The preliminary results are back from the aDNA and C14 dating of the three teenagers buried almost 3000 years ago in a field at Long Bredy in West Dorset.
In 2013 a service trench unexpectedly disturbed them almost a metre down below the colluvial soil, just upslope from the River Bride.
We went back in July 2019, camped in the field and tried to work out something from the jumble of of bones disturbed by the digger…We found the burial pit.
One body was very disturbed by the trench the other two had been contorted in strange positions when first buried. There were three skulls but there were traces of adult bones too.
The whole burial group had been crushed by large stones placed over the skeletons. Were these youngsters related?
Ian from York University has sent back the initial results from the 3 petrous bone samples… from the 3 skulls.
One was a boy and two were girls ..and …there was no DNA evidence that they were related.
We await dental isotope analysis which will give information on where they were raised (were they local?) and the aDNA information showing their links to a wider British and European ancestry.
But the more we find out… the more curious this very unusual and rare burial group seems to be.
So far, there have been no known burials… of this type …and from this period.. found in Dorset.
The contents of this burial pit seem strange. Why are they all so young? We know so little about the belief system that created it….a different cultural world…
A Fortnight in the Country
Posted on by martinpapworth
I will arise now and go, and go down into the secluded west. And a small cabin place there, of tools and finds boxes filled: A camping stove will I have there, a tent for sleep. And live alone…but only in the evening when the diggers go home.
The water fills the bucket slowly. There is time to re-visit the trench, around the hedge corner and down the grassy slope. We found the burials today. The trench is deep and needs to be accessed by a ramp. Crossing the site, I enter the pipe trench that disturbed them. We have returned after some years for DNA and to try to understand why they are here.
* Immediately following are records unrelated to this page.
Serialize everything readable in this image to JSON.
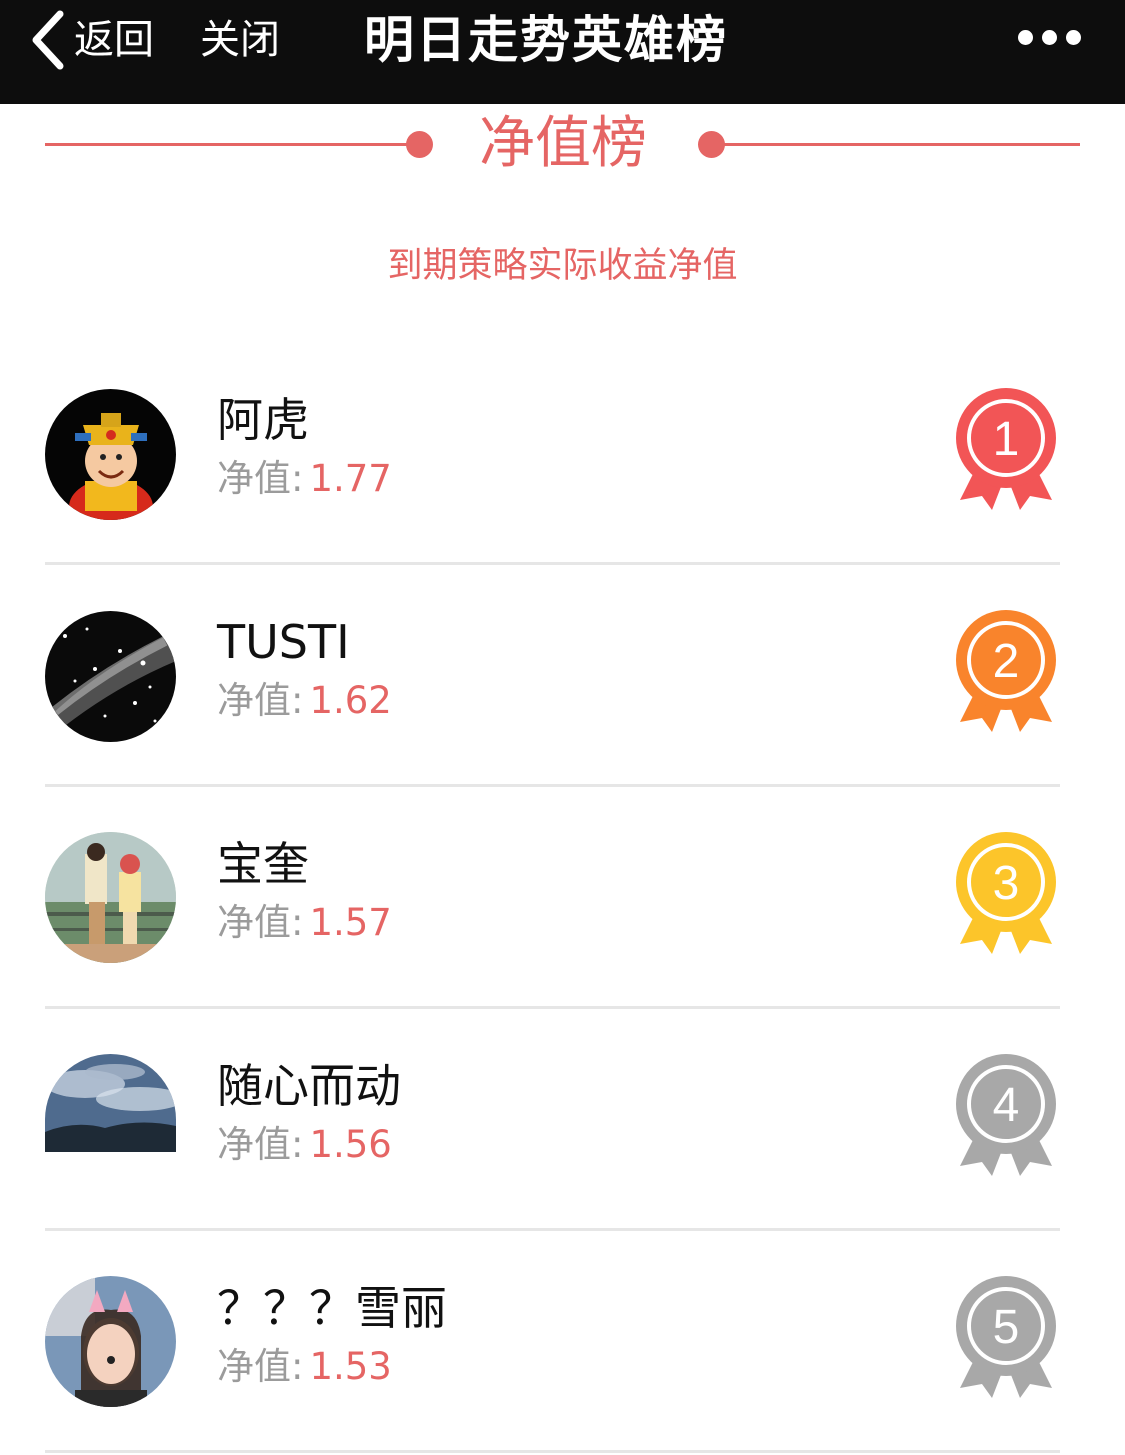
{
  "navbar": {
    "back_label": "返回",
    "close_label": "关闭",
    "title": "明日走势英雄榜",
    "more_icon": "more-dots-icon"
  },
  "section": {
    "title": "净值榜",
    "subtitle": "到期策略实际收益净值"
  },
  "ranking": [
    {
      "rank": "1",
      "name": "阿虎",
      "nav_label": "净值:",
      "nav_value": "1.77",
      "medal_color": "#f25556",
      "avatar": "caishen-avatar"
    },
    {
      "rank": "2",
      "name": "TUSTI",
      "nav_label": "净值:",
      "nav_value": "1.62",
      "medal_color": "#f9842c",
      "avatar": "starfield-avatar"
    },
    {
      "rank": "3",
      "name": "宝奎",
      "nav_label": "净值:",
      "nav_value": "1.57",
      "medal_color": "#fcc52a",
      "avatar": "couple-illustration-avatar"
    },
    {
      "rank": "4",
      "name": "随心而动",
      "nav_label": "净值:",
      "nav_value": "1.56",
      "medal_color": "#a8a8a8",
      "avatar": "cloudy-sky-avatar"
    },
    {
      "rank": "5",
      "name": "？？？雪丽",
      "nav_label": "净值:",
      "nav_value": "1.53",
      "medal_color": "#a8a8a8",
      "avatar": "selfie-avatar"
    }
  ],
  "colors": {
    "accent": "#e56564",
    "navbar_bg": "#0d0d0d",
    "label_gray": "#9b9b9b"
  }
}
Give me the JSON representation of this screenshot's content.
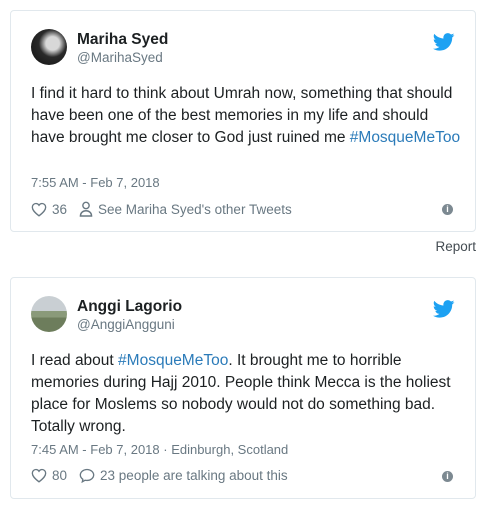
{
  "tweets": [
    {
      "display_name": "Mariha Syed",
      "handle": "@MarihaSyed",
      "text_before": "I find it hard to think about Umrah now, something that should have been one of the best memories in my life and should have brought me closer to God just ruined me ",
      "hashtag": "#MosqueMeToo",
      "text_after": "",
      "timestamp": "7:55 AM - Feb 7, 2018",
      "likes": "36",
      "secondary_action": "See Mariha Syed's other Tweets"
    },
    {
      "display_name": "Anggi Lagorio",
      "handle": "@AnggiAngguni",
      "text_before": "I read about ",
      "hashtag": "#MosqueMeToo",
      "text_after": ". It brought me to horrible memories during Hajj 2010. People think Mecca is the holiest place for Moslems so nobody would not do something bad. Totally wrong.",
      "timestamp": "7:45 AM - Feb 7, 2018 · Edinburgh, Scotland",
      "likes": "80",
      "secondary_action": "23 people are talking about this"
    }
  ],
  "report_label": "Report",
  "colors": {
    "link": "#2b7bb9",
    "twitter_blue": "#1da1f2",
    "muted": "#697882",
    "border": "#e1e8ed"
  }
}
Kneeling to see. A row of white molars barely fully formed. The bones small and light. A jumble.. pinned down by large stones. At least three people here but the area of stones we have uncovered today suggests that there may be several more.
Who were these children who lived over 2700 years ago in this beautiful place. I hear the trickle of the stream below me and look up to the green rounded hills. This was their home.. unless they were brought here. Did they work and play on this land? Why did they die so young?
The trench-talk was of the joys of prehistory. Ancestors who were greener, more environmental. A religion which valued mother earth …but we know so little. So many British prehistoric religions over thousands of years. Wedding bells merged with the conversation.
They would have been so pleased with my plastic bucket ….gradually filling so conveniently.
Who knows what the Late Bronze Age/ Early Iron Age belief structure was. Human remains from this period are incredibly rare but sometimes archaeologists find bits of body mixed up with other debris in huge middens. As I looked at these young bones… life at that time seemed hard, brutal and nasty. How to interpret?
The specialists will come, examine, analyse but next Friday we will leave them here. Put the stones back in place. This was their home where there were people who cared for them and left them to rest.
The bucket is overflowing. I carry it across the field to the cabin.Make tea. Watch the long evening sun highlight the earthworks of the village’s stepped medieval field system.
I will take the short footpath to the parish church beside the field nestled against the hill slope. Enjoy the quiet prayers of the generations.
A full moon is coming and.. through a clear sky, this lovely landscape will be washed silver.
And I will have some peace there, for peace comes dropping slow, Dropping from the veils of the morning to where the cricket sings; There midnight’s all a glimmer, and noon a purple glow, And evening full of the linnet’s wings. WB Yeats The Lake Isle of Innisfree